Cloud infrastructure entitlement management, or CIEM (pronounced “kim”), is a cloud security solution that focuses on helping organizations enforce the principle of least privilege when building, deploying, using, and managing cloud infrastructure services. A CIEM security platform is designed to help with cloud identity governance and to right-size permissions that may be excessive and dormant, ensuring that each cloud entity has the minimum level of access necessary to perform its job.

Cloud infrastructure entitlement management provides centralized visibility and control by offering a centralized platform for monitoring, managing, and auditing who has access to what within Amazon Web Services (AWS), Microsoft Azure, and Google Cloud, and whether these permissions are appropriate. CIEM helps organizations identify and mitigate excessive permissions and “cloud identity debt” (i.e., the buildup of unused identities and excessive privileges accumulated over time).

For an in-depth look at CIEM and its importance, read this blog.

How are CIEM and cloud security posture management (CSPM) different?

Cloud infrastructure entitlement management, focuses on cloud identity governance, and managing user and service privileges related to the use of cloud services. It helps identify over-privileged access, excessive permissions, and unused entitlements, reducing the risk of security breaches. CIEM is a part of privileged access management, ensuring only the right individuals have access to critical resources.
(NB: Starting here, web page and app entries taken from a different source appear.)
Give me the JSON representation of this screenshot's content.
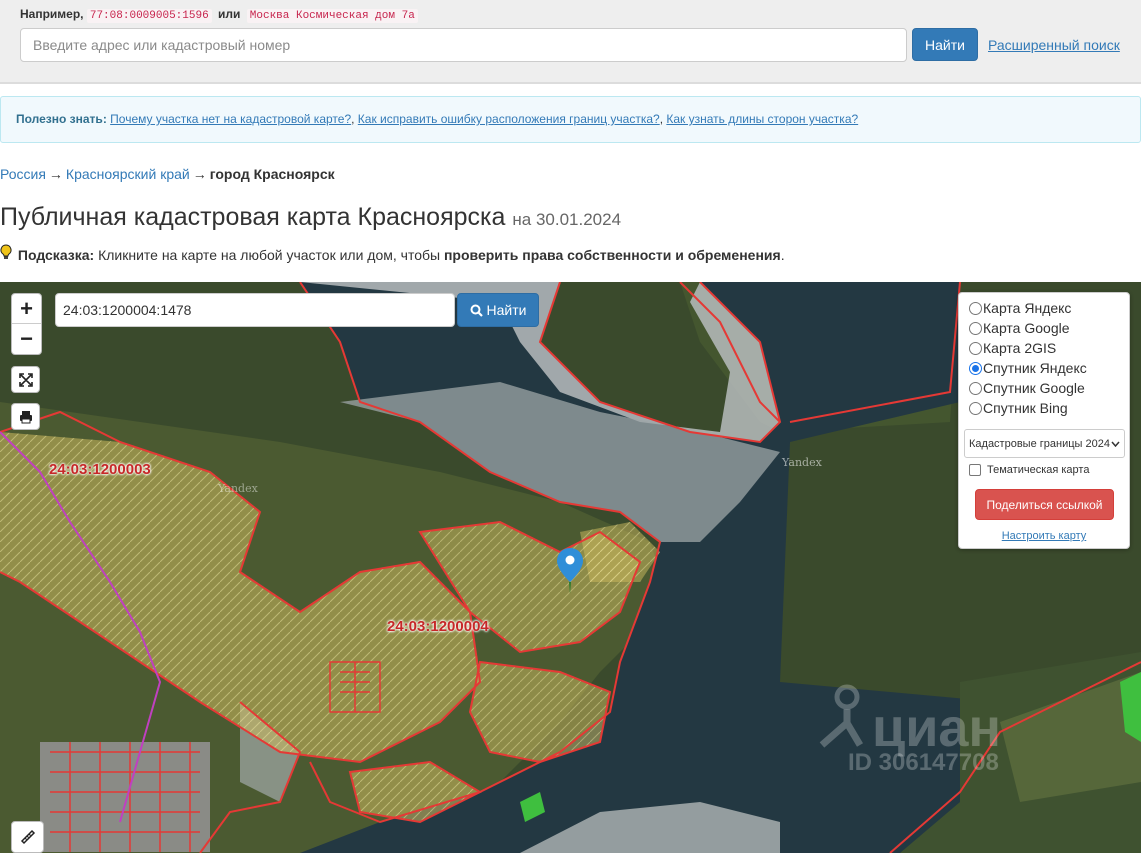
{
  "search": {
    "example_prefix": "Например,",
    "example_cadastral": "77:08:0009005:1596",
    "example_or": "или",
    "example_address": "Москва Космическая дом 7а",
    "placeholder": "Введите адрес или кадастровый номер",
    "find_label": "Найти",
    "advanced_link": "Расширенный поиск"
  },
  "info": {
    "label": "Полезно знать:",
    "links": [
      "Почему участка нет на кадастровой карте?",
      "Как исправить ошибку расположения границ участка?",
      "Как узнать длины сторон участка?"
    ]
  },
  "breadcrumb": {
    "items": [
      "Россия",
      "Красноярский край"
    ],
    "current": "город Красноярск",
    "separator": "→"
  },
  "page": {
    "title": "Публичная кадастровая карта Красноярска",
    "date_prefix": "на",
    "date": "30.01.2024",
    "tip_label": "Подсказка:",
    "tip_text": "Кликните на карте на любой участок или дом, чтобы",
    "tip_bold": "проверить права собственности и обременения",
    "tip_end": "."
  },
  "map": {
    "zoom_in": "+",
    "zoom_out": "−",
    "search_value": "24:03:1200004:1478",
    "find_label": "Найти",
    "labels": [
      "24:03:1200003",
      "24:03:1200004"
    ],
    "provider_tag": "Yandex",
    "watermark_brand": "циан",
    "watermark_id": "ID 306147708",
    "icons": [
      "fullscreen-icon",
      "print-icon",
      "search-icon",
      "location-pin-icon",
      "ruler-icon"
    ],
    "colors": {
      "boundary": "#e53935",
      "parcel_fill": "#d8c46a",
      "accent": "#337ab7",
      "share": "#d9534f"
    }
  },
  "layers": {
    "options": [
      "Карта Яндекс",
      "Карта Google",
      "Карта 2GIS",
      "Спутник Яндекс",
      "Спутник Google",
      "Спутник Bing"
    ],
    "selected": "Спутник Яндекс",
    "overlay_select": "Кадастровые границы 2024",
    "thematic_label": "Тематическая карта",
    "thematic_checked": false,
    "share_label": "Поделиться ссылкой",
    "settings_link": "Настроить карту"
  }
}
On the other hand, CSPM, cloud security posture management, focuses on compliance and risk management. It involves identifying and remediating risks associated with IAM-related misconfigurations such as weak/default passwords, hardcoded secrets, wildcard permissions, no MFA, and more.

Although both CIEM and CSPM are crucial for cloud security, their focus areas differ. CIEM manages what actions users and services can take, while CSPM assesses the configuration of cloud services with frameworks and best practices. Both contribute to a comprehensive cloud security strategy.

What’s the relationship between CIEM and cloud-native application protection platform (CNAPP)?

Both CIEM and the CNAPP contribute significantly to cloud security, but they play different roles. CIEM is centered around privileged access management, ensuring that the correct individuals or services have appropriate access in a cloud environment. It identifies over-privileged access and unused entitlements, thus reducing security risks.

CNAPP, on the other hand, is designed to holistically secure cloud-native applications. It is a superset of integrated cloud security capabilities that provide artifact scanning, risk assessments, and threat detection across each stage of the cloud-native application lifecycle.

The relationship between CIEM and CNAPP is symbiotic. CIEM is very much a part of CNAPP. CIEM is a key component of CNAPP, as it manages entitlements and secures privileged access. Together, they form a robust cloud security strategy.

See Lacework in action

Watch on-demand demos to discover how you can automate security and compliance across AWS, Azure, Google Cloud, and private clouds with Lacework.